Segment Start: Raw data
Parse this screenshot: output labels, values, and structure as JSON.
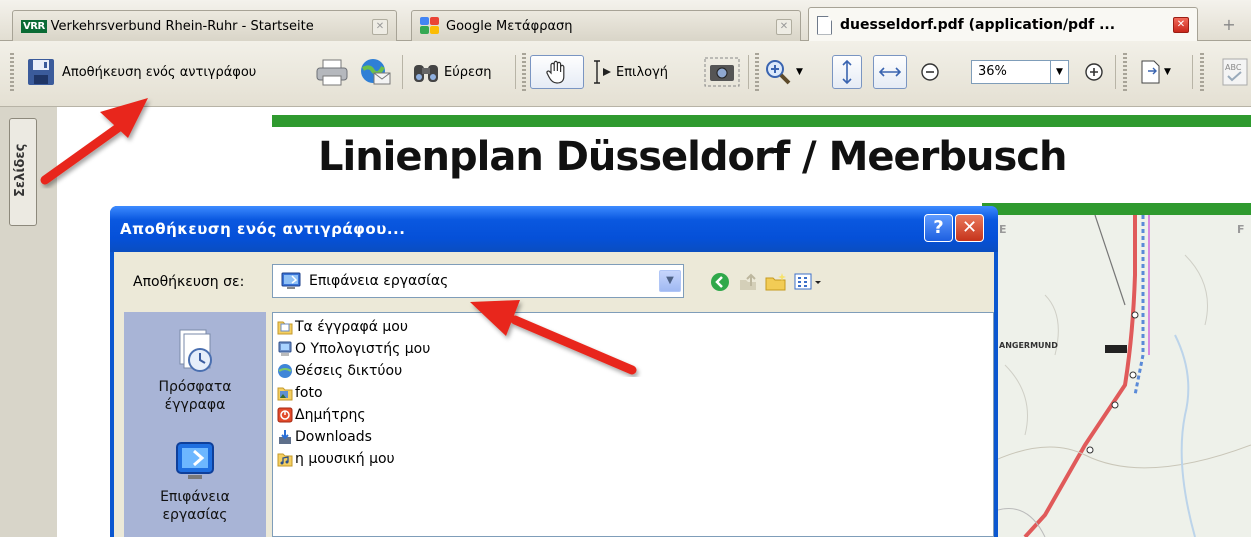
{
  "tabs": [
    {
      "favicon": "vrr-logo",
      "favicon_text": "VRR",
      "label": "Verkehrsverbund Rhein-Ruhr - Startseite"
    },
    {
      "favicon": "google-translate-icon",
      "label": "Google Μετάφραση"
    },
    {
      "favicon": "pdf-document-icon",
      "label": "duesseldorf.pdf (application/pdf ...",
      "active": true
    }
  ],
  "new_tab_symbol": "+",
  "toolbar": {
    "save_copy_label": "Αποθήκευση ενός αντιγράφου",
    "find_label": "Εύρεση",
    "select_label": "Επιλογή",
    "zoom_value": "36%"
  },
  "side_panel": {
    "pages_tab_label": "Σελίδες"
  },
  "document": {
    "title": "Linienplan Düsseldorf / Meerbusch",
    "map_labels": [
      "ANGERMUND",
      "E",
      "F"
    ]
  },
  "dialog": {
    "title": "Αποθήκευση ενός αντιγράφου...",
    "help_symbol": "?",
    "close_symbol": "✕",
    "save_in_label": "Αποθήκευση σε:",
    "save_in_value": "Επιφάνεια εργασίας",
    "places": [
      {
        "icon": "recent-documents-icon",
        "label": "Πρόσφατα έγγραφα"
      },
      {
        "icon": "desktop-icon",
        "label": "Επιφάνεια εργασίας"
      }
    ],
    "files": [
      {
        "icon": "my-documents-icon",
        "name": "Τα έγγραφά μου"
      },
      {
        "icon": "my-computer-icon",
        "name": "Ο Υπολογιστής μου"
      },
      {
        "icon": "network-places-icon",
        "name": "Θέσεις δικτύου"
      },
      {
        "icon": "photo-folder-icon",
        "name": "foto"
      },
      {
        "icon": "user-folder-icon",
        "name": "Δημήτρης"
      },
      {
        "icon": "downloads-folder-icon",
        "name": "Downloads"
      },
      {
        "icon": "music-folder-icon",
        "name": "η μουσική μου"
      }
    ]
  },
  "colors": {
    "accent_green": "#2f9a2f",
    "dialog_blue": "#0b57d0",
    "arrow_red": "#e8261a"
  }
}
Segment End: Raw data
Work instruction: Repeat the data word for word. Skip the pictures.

Response to this task:
Parse this screenshot: output labels, values, and structure as JSON.
{
  "tabs": [
    {
      "favicon": "vrr-logo",
      "favicon_text": "VRR",
      "label": "Verkehrsverbund Rhein-Ruhr - Startseite"
    },
    {
      "favicon": "google-translate-icon",
      "label": "Google Μετάφραση"
    },
    {
      "favicon": "pdf-document-icon",
      "label": "duesseldorf.pdf (application/pdf ...",
      "active": true
    }
  ],
  "new_tab_symbol": "+",
  "toolbar": {
    "save_copy_label": "Αποθήκευση ενός αντιγράφου",
    "find_label": "Εύρεση",
    "select_label": "Επιλογή",
    "zoom_value": "36%"
  },
  "side_panel": {
    "pages_tab_label": "Σελίδες"
  },
  "document": {
    "title": "Linienplan Düsseldorf / Meerbusch",
    "map_labels": [
      "ANGERMUND",
      "E",
      "F"
    ]
  },
  "dialog": {
    "title": "Αποθήκευση ενός αντιγράφου...",
    "help_symbol": "?",
    "close_symbol": "✕",
    "save_in_label": "Αποθήκευση σε:",
    "save_in_value": "Επιφάνεια εργασίας",
    "places": [
      {
        "icon": "recent-documents-icon",
        "label": "Πρόσφατα έγγραφα"
      },
      {
        "icon": "desktop-icon",
        "label": "Επιφάνεια εργασίας"
      }
    ],
    "files": [
      {
        "icon": "my-documents-icon",
        "name": "Τα έγγραφά μου"
      },
      {
        "icon": "my-computer-icon",
        "name": "Ο Υπολογιστής μου"
      },
      {
        "icon": "network-places-icon",
        "name": "Θέσεις δικτύου"
      },
      {
        "icon": "photo-folder-icon",
        "name": "foto"
      },
      {
        "icon": "user-folder-icon",
        "name": "Δημήτρης"
      },
      {
        "icon": "downloads-folder-icon",
        "name": "Downloads"
      },
      {
        "icon": "music-folder-icon",
        "name": "η μουσική μου"
      }
    ]
  },
  "colors": {
    "accent_green": "#2f9a2f",
    "dialog_blue": "#0b57d0",
    "arrow_red": "#e8261a"
  }
}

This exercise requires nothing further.